Information about what the job involves and what skills, qualities and experience a person will need to do it
The next part of this guide tells you more about how you can avoid all the different types of unlawful discrimination in the following situations:
- Thinking about what the job involves and what skills, qualities and experience a person will need to do it
- Job adverts
- Application forms and CVs
- Shortlisting applicants to meet or interview
- Interviews, meetings and tests
- Recruiting women who are pregnant or on maternity leave
- Equality good practice
Using positive action to recruit a wider range of people
Using monitoring forms during recruitment
Before you recruit a new worker or someone to replace a person who is leaving or has left, you will be thinking about what the job involves and the skills, qualities and experience a person will need to do it.
You must avoid direct discrimination against people because of their protected characteristics in what you say or write about the job.
An employer tells a female applicant on the phone that they are unsuitable for a driving job because the job has always been done by a man before and that is what they are looking for this time.
Direct discrimination cannot be objectively justified for any protected characteristic except age. But don’t take this as meaning that equality law generally allows age discrimination or stereotyping.
An employer says in a person specification that the successful candidate ‘must have youthful enthusiasm’. This would probably be direct discrimination because of age which the employer could not show to be objectively justified. What is actually needed is enthusiasm, which can be just as present in someone who the employer does not see as young, so the employer should not include the stereotype in the person specification.
Of course, you will need the successful applicant to have particular skills, experience or qualifications to do the job.
If requirements like these are objectively justified, you can include them in what you say or write about the job and the person you are looking for, even if they exclude some people (for example, because people with a particular protected characteristic are less likely to be able to meet the requirements).
But if the requirements are not objectively justified to do the job, then using them might be unlawful indirect discrimination.
An employer specifies that a job must be done on a full-time basis without having looked at whether it might be suitable for part-time work or job sharing. The requirement to work full-time would put women at a disadvantage compared to men because more women work flexibly because of childcare responsibilities. Unless the employer can objectively justify the requirement to work full-time, this is likely to be indirect discrimination because of sex.
Any requirements about what the job involves, or about the person who you want to recruit, should be related to and needed as part of the job. The inclusion of unnecessary or minor requirements could discriminate against disabled people, for example, by stopping them applying.

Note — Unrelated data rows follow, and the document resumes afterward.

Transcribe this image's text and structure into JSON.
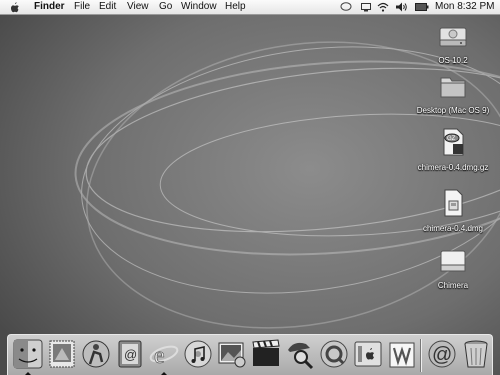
{
  "menubar": {
    "app": "Finder",
    "menus": [
      "File",
      "Edit",
      "View",
      "Go",
      "Window",
      "Help"
    ],
    "clock": "Mon 8:32 PM"
  },
  "desktop": {
    "icons": [
      {
        "label": "OS 10.2",
        "icon": "hard-drive-icon"
      },
      {
        "label": "Desktop (Mac OS 9)",
        "icon": "folder-icon"
      },
      {
        "label": "chimera-0.4.dmg.gz",
        "icon": "gzip-archive-icon"
      },
      {
        "label": "chimera-0.4.dmg",
        "icon": "disk-image-icon"
      },
      {
        "label": "Chimera",
        "icon": "mounted-volume-icon"
      }
    ]
  },
  "dock": {
    "items": [
      {
        "icon": "finder-icon",
        "running": true
      },
      {
        "icon": "mail-stamp-icon",
        "running": false
      },
      {
        "icon": "ichat-icon",
        "running": false
      },
      {
        "icon": "address-book-icon",
        "running": false
      },
      {
        "icon": "internet-explorer-icon",
        "running": true
      },
      {
        "icon": "itunes-icon",
        "running": false
      },
      {
        "icon": "iphoto-icon",
        "running": false
      },
      {
        "icon": "imovie-icon",
        "running": false
      },
      {
        "icon": "sherlock-icon",
        "running": false
      },
      {
        "icon": "quicktime-icon",
        "running": false
      },
      {
        "icon": "system-preferences-icon",
        "running": false
      },
      {
        "icon": "text-edit-icon",
        "running": false
      },
      {
        "icon": "mail-icon",
        "running": false
      },
      {
        "icon": "trash-icon",
        "running": false
      }
    ]
  }
}
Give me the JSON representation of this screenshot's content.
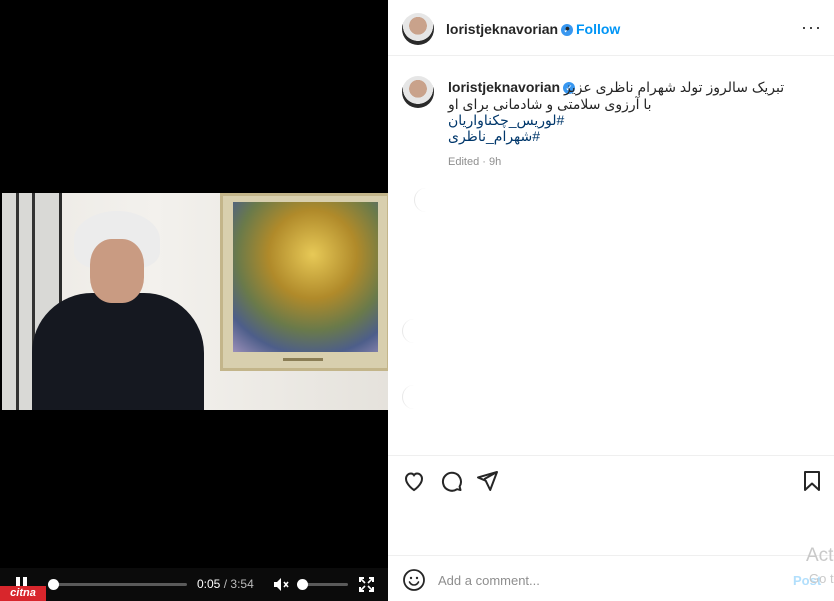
{
  "video": {
    "current_time": "0:05",
    "separator": "/",
    "total_time": "3:54",
    "progress_fraction": 0.02,
    "volume_fraction": 0.05,
    "watermark": "citna"
  },
  "header": {
    "username": "loristjeknavorian",
    "verified_glyph": "✓",
    "dot": "•",
    "follow_label": "Follow",
    "more_glyph": "···"
  },
  "caption": {
    "username": "loristjeknavorian",
    "line1": "تبریک سالروز تولد شهرام ناظری عزیز",
    "line2": "با آرزوی سلامتی و شادمانی برای او",
    "hashtag1": "#لوریس_چکناواریان",
    "hashtag2": "#شهرام_ناظری",
    "meta": "Edited · 9h"
  },
  "actions": {
    "like_icon": "heart-icon",
    "comment_icon": "comment-icon",
    "share_icon": "paper-plane-icon",
    "save_icon": "bookmark-icon"
  },
  "comment_bar": {
    "placeholder": "Add a comment...",
    "post_label": "Post"
  },
  "os_watermark": {
    "line1": "Act",
    "line2": "Go t"
  },
  "colors": {
    "accent": "#0095f6",
    "hashtag": "#00376b",
    "verified": "#3897f0",
    "watermark_red": "#d8262c"
  }
}
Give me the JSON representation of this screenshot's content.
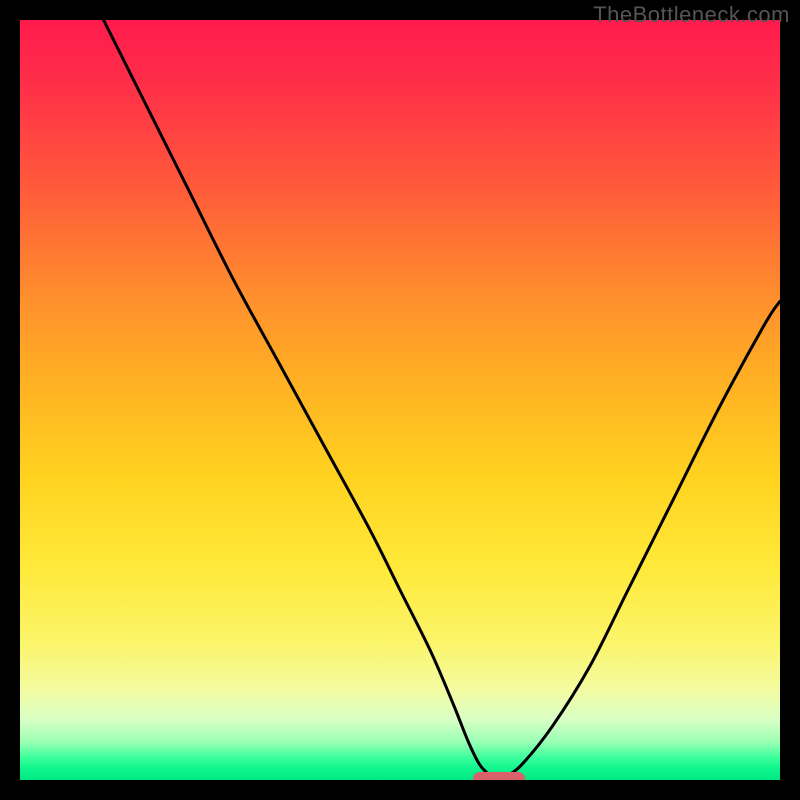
{
  "watermark": "TheBottleneck.com",
  "chart_data": {
    "type": "line",
    "title": "",
    "xlabel": "",
    "ylabel": "",
    "xlim": [
      0,
      100
    ],
    "ylim": [
      0,
      100
    ],
    "grid": false,
    "series": [
      {
        "name": "bottleneck-curve",
        "x": [
          11,
          16,
          22,
          28,
          34,
          40,
          46,
          50,
          54,
          57,
          59,
          60.5,
          62,
          63,
          64,
          66,
          70,
          75,
          80,
          86,
          92,
          98,
          100
        ],
        "y": [
          100,
          90,
          78,
          66,
          55,
          44,
          33,
          25,
          17,
          10,
          5,
          2,
          0.5,
          0,
          0.5,
          2,
          7,
          15,
          25,
          37,
          49,
          60,
          63
        ]
      }
    ],
    "minimum_marker": {
      "x": 63,
      "y": 0
    },
    "background_gradient": {
      "top": "#ff1a4d",
      "mid": "#ffe93a",
      "bottom": "#00e884"
    }
  }
}
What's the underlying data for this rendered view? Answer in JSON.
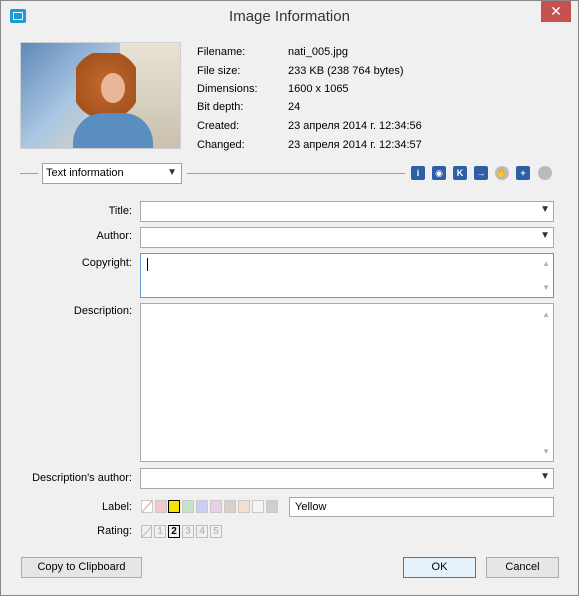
{
  "window": {
    "title": "Image Information",
    "close_glyph": "✕"
  },
  "file_info": [
    {
      "label": "Filename:",
      "value": "nati_005.jpg"
    },
    {
      "label": "File size:",
      "value": "233 KB (238 764 bytes)"
    },
    {
      "label": "Dimensions:",
      "value": "1600 x 1065"
    },
    {
      "label": "Bit depth:",
      "value": "24"
    },
    {
      "label": "Created:",
      "value": "23 апреля 2014 г. 12:34:56"
    },
    {
      "label": "Changed:",
      "value": "23 апреля 2014 г. 12:34:57"
    }
  ],
  "section": {
    "selected": "Text information"
  },
  "toolbar_icons": [
    "info-icon",
    "camera-icon",
    "keyword-icon",
    "arrow-icon",
    "hand-icon",
    "plus-icon",
    "globe-icon"
  ],
  "fields": {
    "title_label": "Title:",
    "title_value": "",
    "author_label": "Author:",
    "author_value": "",
    "copyright_label": "Copyright:",
    "copyright_value": "",
    "description_label": "Description:",
    "description_value": "",
    "description_author_label": "Description's author:",
    "description_author_value": ""
  },
  "label": {
    "caption": "Label:",
    "swatches": [
      "#ffffff",
      "#f2c9c9",
      "#f5e600",
      "#c9e3c9",
      "#c9cff2",
      "#e8cfe8",
      "#d9d0c9",
      "#ffffff",
      "#e0e0e0",
      "#cfcfcf"
    ],
    "selected_index": 2,
    "selected_name": "Yellow"
  },
  "rating": {
    "caption": "Rating:",
    "options": [
      "1",
      "2",
      "3",
      "4",
      "5"
    ],
    "selected": 2
  },
  "buttons": {
    "copy": "Copy to Clipboard",
    "ok": "OK",
    "cancel": "Cancel"
  }
}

An employer states that they want to recruit someone who is ‘active and energetic’ but in fact the job needs someone to work at a desk. This might stop some disabled people from applying if, for example, they have a mobility impairment (although, of course, many people with a mobility impairment are very active and energetic). This would be the wrong approach for an employer to take.
You should also think about whether specific qualifications are actually required or whether what is really needed is a particular skill level or task.

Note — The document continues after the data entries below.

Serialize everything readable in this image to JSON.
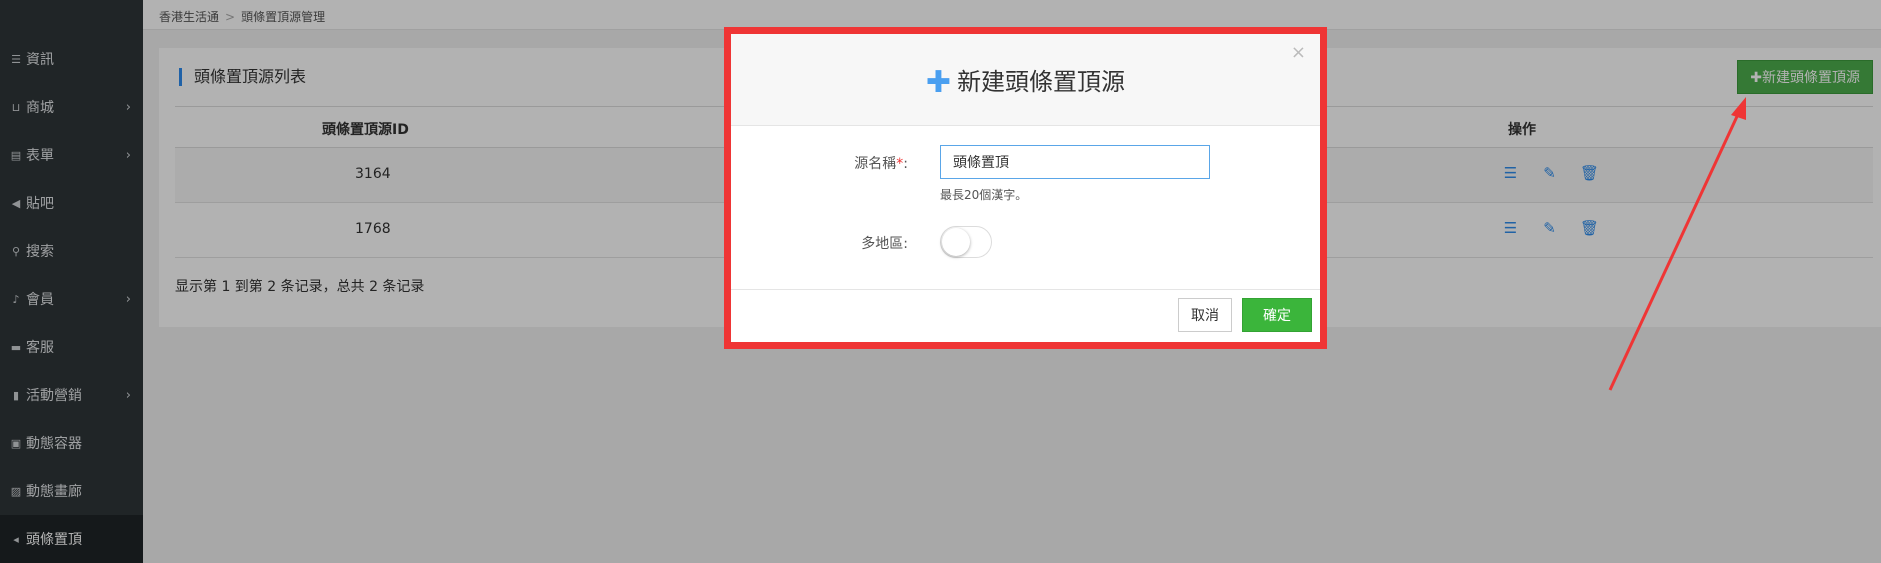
{
  "breadcrumb": {
    "root": "香港生活通",
    "separator": ">",
    "current": "頭條置頂源管理"
  },
  "sidebar": {
    "items": [
      {
        "label": "資訊",
        "icon": "list-icon",
        "glyph": "☰",
        "has_sub": false
      },
      {
        "label": "商城",
        "icon": "cart-icon",
        "glyph": "⊔",
        "has_sub": true
      },
      {
        "label": "表單",
        "icon": "form-icon",
        "glyph": "▤",
        "has_sub": true
      },
      {
        "label": "貼吧",
        "icon": "megaphone-icon",
        "glyph": "◀",
        "has_sub": false
      },
      {
        "label": "搜索",
        "icon": "search-icon",
        "glyph": "⚲",
        "has_sub": false
      },
      {
        "label": "會員",
        "icon": "bell-icon",
        "glyph": "♪",
        "has_sub": true
      },
      {
        "label": "客服",
        "icon": "comment-icon",
        "glyph": "▬",
        "has_sub": false
      },
      {
        "label": "活動營銷",
        "icon": "bookmark-icon",
        "glyph": "▮",
        "has_sub": true
      },
      {
        "label": "動態容器",
        "icon": "container-icon",
        "glyph": "▣",
        "has_sub": false
      },
      {
        "label": "動態畫廊",
        "icon": "image-icon",
        "glyph": "▨",
        "has_sub": false
      },
      {
        "label": "頭條置頂",
        "icon": "volume-icon",
        "glyph": "◂",
        "has_sub": false,
        "active": true
      }
    ]
  },
  "panel": {
    "title": "頭條置頂源列表",
    "add_button": "✚新建頭條置頂源",
    "columns": {
      "id": "頭條置頂源ID",
      "actions": "操作"
    },
    "rows": [
      {
        "id": "3164"
      },
      {
        "id": "1768"
      }
    ],
    "summary": "显示第 1 到第 2 条记录，总共 2 条记录"
  },
  "modal": {
    "plus": "✚",
    "title": "新建頭條置頂源",
    "close": "×",
    "name_label": "源名稱",
    "required_mark": "*",
    "colon": ":",
    "name_value": "頭條置頂",
    "name_hint": "最長20個漢字。",
    "multi_region_label": "多地區:",
    "multi_region_enabled": false,
    "cancel": "取消",
    "confirm": "確定"
  },
  "colors": {
    "sidebar_bg": "#2f3538",
    "accent_blue": "#2e8ded",
    "confirm_green": "#3bb53b",
    "highlight_red": "#ef3535"
  }
}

An employer specifies that a driving licence is required for a job which involves limited travel. An applicant for the job has no driving licence because of the effects of cerebral palsy. They are otherwise the best applicant for that job, they could easily and cheaply do the travelling involved other than by driving and it is likely to be a reasonable adjustment for the employer to let them do so. It would probably be discriminatory to insist on the specification and reject their application only because they have no driving licence.
Good practice tip for avoiding discrimination
Stick to making a list of what the job is designed to get done. Try not to make assumptions about who will be able to do it. Making assumptions might mean you exclude people just because of their protected characteristics, which would be the wrong approach.
Remember that you must make reasonable adjustments for disabled applicants during the recruitment process and must provide and accept information in alternative formats, where this would be a reasonable adjustment.
Equality good practice: what you can do if you want to do more than equality law requires
- Use a job description and person specification – and other more ‘formal’ processes like an application form, because:
This can make it easier for you to make sure you are not discriminating against people
They help you to focus on what the job involves and the skills, experience and qualifications someone needs to do the job well
You are less likely to get distracted by irrelevant factors, such as someone’s protected characteristics
This makes it more likely you’ll get the right person for the job – the person who can do it best – and also help you avoid tribunal claims.
- If you decide to use a job description and person specification, make it clear what the job involves and the skills, qualities and experience the employer is looking for. Write in plain language.
- In the job description (which says what the person who gets the job will be doing), avoid unnecessary tasks or overstated responsibilities or jargon, acronyms and abbreviations, which may exclude people who don’t understand what they mean – unless understanding special words is a necessary part of the job.
- If a disabled person applies for the job, the law requires you to make reasonable adjustments to remove barriers that non-disabled people would not face in being able to do the job. This will be easier if you:
- Write the job description in a way that lists what the job is for and the results which the person doing it should produce
- Try not to focus on how the job will be done, as reasonable adjustments might enable a disabled person to do the job in a different way, but producing just as good results.
- In the person specification (which lists the skills, qualities and experience the person who gets the job should ideally have), don’t overstate the skills, qualities or experience someone needs to do the job, and make it clear whether the skills, qualities and experience needed for the job are essential or just desirable.
Last Updated: 19 Jan 2015